--- WHAT TO WORK ON ---
Every line of the records that holds the word "prefix" should be copied out.

Dataset excerpts
▶

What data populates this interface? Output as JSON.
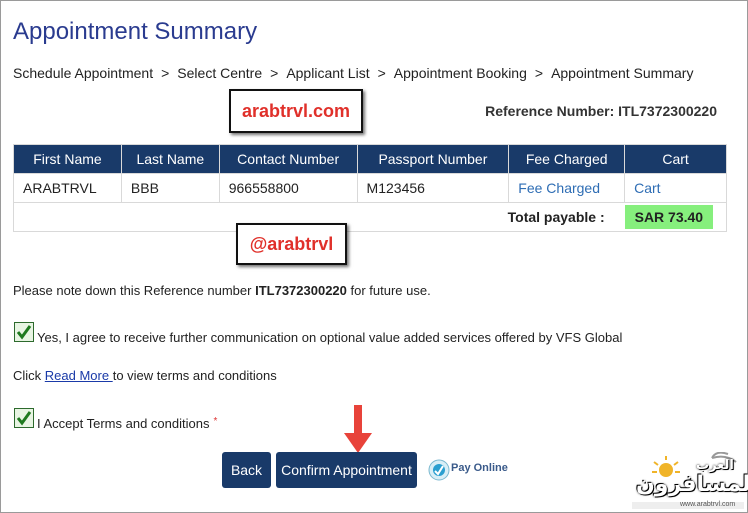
{
  "page": {
    "title": "Appointment Summary",
    "breadcrumb": [
      "Schedule Appointment",
      "Select Centre",
      "Applicant List",
      "Appointment Booking",
      "Appointment Summary"
    ],
    "breadcrumb_separator": ">"
  },
  "watermarks": {
    "top": "arabtrvl.com",
    "middle": "@arabtrvl"
  },
  "reference": {
    "label": "Reference Number:",
    "value": "ITL7372300220"
  },
  "table": {
    "headers": [
      "First Name",
      "Last Name",
      "Contact Number",
      "Passport Number",
      "Fee Charged",
      "Cart"
    ],
    "row": [
      "ARABTRVL",
      "BBB",
      "966558800",
      "M123456",
      "Fee Charged",
      "Cart"
    ],
    "total_label": "Total payable :",
    "total_value": "SAR 73.40"
  },
  "note": {
    "prefix": "Please note down this Reference number ",
    "ref": "ITL7372300220",
    "suffix": " for future use."
  },
  "consent": {
    "checked": true,
    "label": "Yes, I agree to receive further communication on optional value added services offered by VFS Global"
  },
  "terms_line": {
    "prefix": "Click ",
    "link": "Read More ",
    "suffix": "to view terms and conditions"
  },
  "accept": {
    "checked": true,
    "label": "I Accept Terms and conditions",
    "required_mark": "*"
  },
  "buttons": {
    "back": "Back",
    "confirm": "Confirm Appointment",
    "pay_online": "Pay Online"
  },
  "logo": {
    "arabic_main": "المسافرون",
    "arabic_small": "العرب",
    "site": "www.arabtrvl.com"
  },
  "colors": {
    "header_bg": "#193a69",
    "title": "#2a3b8f",
    "total_bg": "#86ef7d",
    "watermark_text": "#e0302a",
    "arrow": "#e8433a"
  }
}
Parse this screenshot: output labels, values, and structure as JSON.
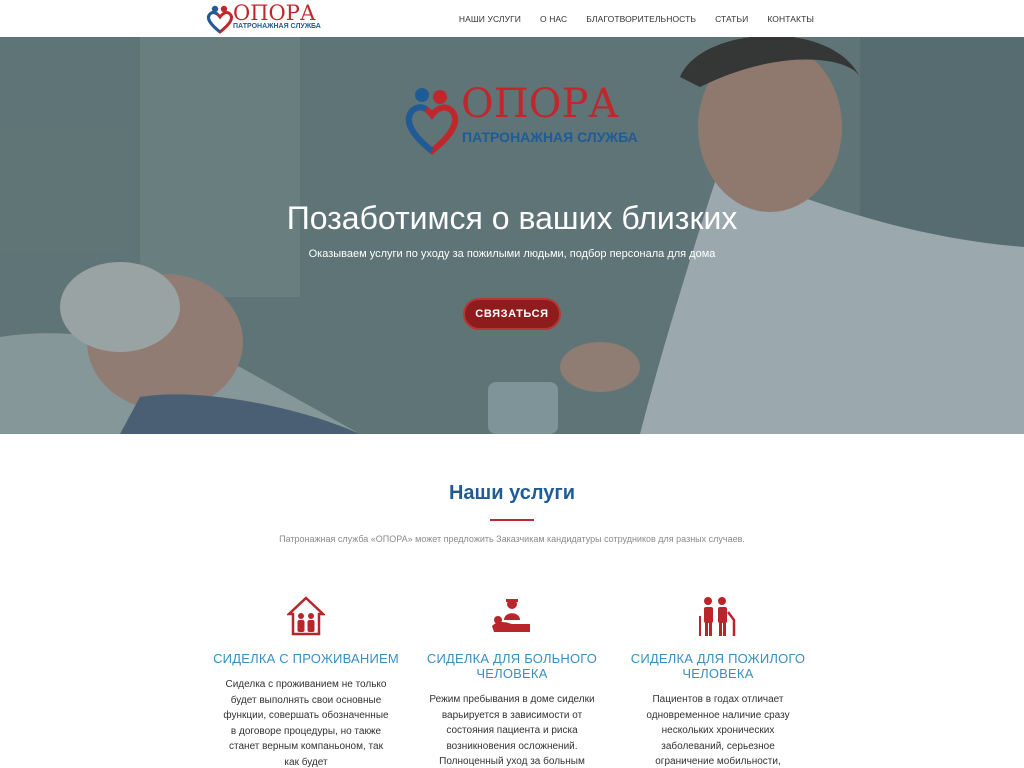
{
  "brand": {
    "name": "ОПОРА",
    "tagline": "ПАТРОНАЖНАЯ СЛУЖБА",
    "colors": {
      "red": "#c0272d",
      "blue": "#1e5b97",
      "accent_text": "#3a8fc0"
    }
  },
  "nav": {
    "items": [
      "НАШИ УСЛУГИ",
      "О НАС",
      "БЛАГОТВОРИТЕЛЬНОСТЬ",
      "СТАТЬИ",
      "КОНТАКТЫ"
    ]
  },
  "hero": {
    "title": "Позаботимся о ваших близких",
    "subtitle": "Оказываем услуги по уходу за пожилыми людьми, подбор персонала для дома",
    "button": "СВЯЗАТЬСЯ"
  },
  "services": {
    "title": "Наши услуги",
    "intro": "Патронажная служба «ОПОРА» может предложить Заказчикам кандидатуры сотрудников для разных случаев.",
    "items": [
      {
        "icon": "house-family-icon",
        "title": "СИДЕЛКА С ПРОЖИВАНИЕМ",
        "text": "Сиделка с проживанием не только будет выполнять свои основные функции, совершать обозначенные в договоре процедуры, но также станет верным компаньоном, так как будет"
      },
      {
        "icon": "nurse-patient-icon",
        "title": "СИДЕЛКА ДЛЯ БОЛЬНОГО ЧЕЛОВЕКА",
        "text": "Режим пребывания в доме сиделки варьируется в зависимости от состояния пациента и риска возникновения осложнений. Полноценный уход за больным"
      },
      {
        "icon": "elderly-couple-icon",
        "title": "СИДЕЛКА ДЛЯ ПОЖИЛОГО ЧЕЛОВЕКА",
        "text": "Пациентов в годах отличает одновременное наличие сразу нескольких хронических заболеваний, серьезное ограничение мобильности, зачастую снижение слухового и"
      }
    ]
  }
}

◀

--- RESULT OF THIS EXERCISE ---
    "prefix": "Please note down this Reference number ",
    "prefix": "Click ",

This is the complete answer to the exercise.